Release Date: Aug 24, 2010
Record label: Thrill Jockey
Genre(s): Electronic, Experimental, Live, Experimental Ambient
Last year, the Big Ears Festival invited Christian Fenessz, David Daniell and Tony Buck to play together for the first time. Would it be a match made in heaven? Would sparks fly? Or would two of them end up walking off together and leaving the third to pack up the equipment with teary eyes? To be honest, we doubt their appearance in Knoxville was billed in such a fashion – being, after all, a highbrow avant-garde festival rather than Blind Date. Although, if it were, all three would seem pretty compatible partners anyway.
Every few years, Austrian composer/producer Christian Fennesz releases a new solo album, and in the experimental electronic world, these are a pretty big deal. Since Fennesz's music itself is defined by weight and density-- he likes noisy climaxes, thickly textured electronic drones, and pieces that work on an orchestral scale-- it's understandable that these Big Solo Statements have come to define him as an artist. But those who follow his career more closely know that he's a steadily working musician, with a dependable stream of low-key collaborative releases coming out every year.
Christian Fennesz (guitar, electronics), David Daniell (guitar), and the Necks' Tony Buck (drums) recorded this improvised set at Knoxille, TN’s Big Ears Festival in February 2009. Soundcheck excepted, the trio members had never played with one another. That makes the intuitive, continual rise and drop of energy all the more impressive, but no context is required for the sake of enjoying these four bristling instrumentals.

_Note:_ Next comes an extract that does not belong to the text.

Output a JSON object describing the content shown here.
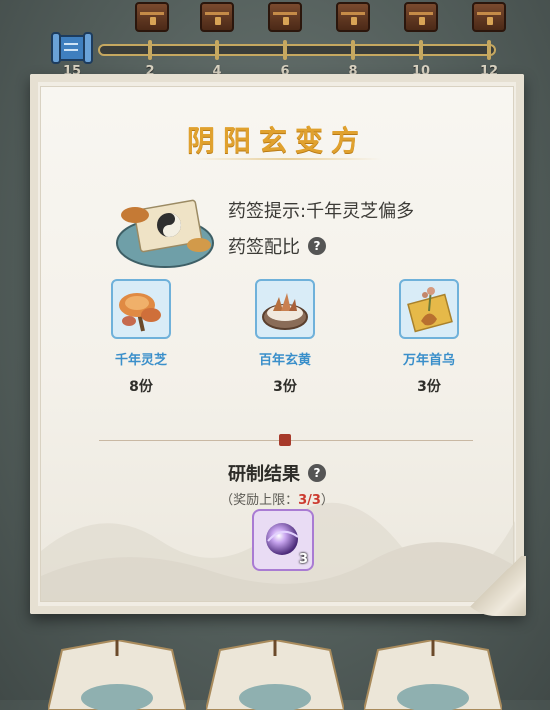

2010 has been an eventful year for Fennesz collaborative and archival releases, though he’s making us wait for a fresh solo studio album. His Fenn O’Berg trio with Jim O’Rourke and Peter Rehberg released the slow-burning and epic In Stereo in March, and an hour-long cassette called Szampler arrived in the same month, collecting samples used for recordings from 1989-1996. He contributed guitar and electronics to Food’s creepily smooth and summery Quiet Inlet, and a week after the release of Knoxville, his remix of Oneohtrix Point Never’s “Returnal” will appear as the B-side on an Editions Mego 7-inch.
Heard in just over 30 minutes, Knoxville, the debut release by experimental artists Christian Fennesz, David Daniell, and Tony Buck, is a metallic field of shattered cymbals, chimes, guitars, and droning electronic instrumentation otherwise unrecognizable to the unaesthetic listener. Distinction of its four compositions is irrelevant. Each swath of clatter, nearly patternless upon first listen, is the result of a somewhat impromptu session between the artists, recorded on February 7th, 2009 at the Big Ears Festival in Knoxville, Tennessee.
Fennesz Daniell Buck's improvised live album Knoxville is a unique cut that achieves what it sets out to do, though its unfettered experimenting will not appeal to everyone. Guitarists Christian Fennesz and David Daniell, and drummer Tony Buck recorded Knoxville at the Big Ears Festival in Knoxville, Tennessee, on February 7, 2009. According to press material, Fennesz, Daniell and Buck had never played together prior to the recording, which is both impressive and somewhat obvious.
Live improvisations from experimental heavy-hitters. Spencer Grady 2010 If the experimental nexus is capable of producing its own superstar power trio, than this is surely it. Between them Christian Fennesz, David Daniell (San Agustin) and Tony Buck (The Necks) – bolstered by a procession of fine releases and endless collaborative forays – have a significant swathe of the avant underground all sewn up.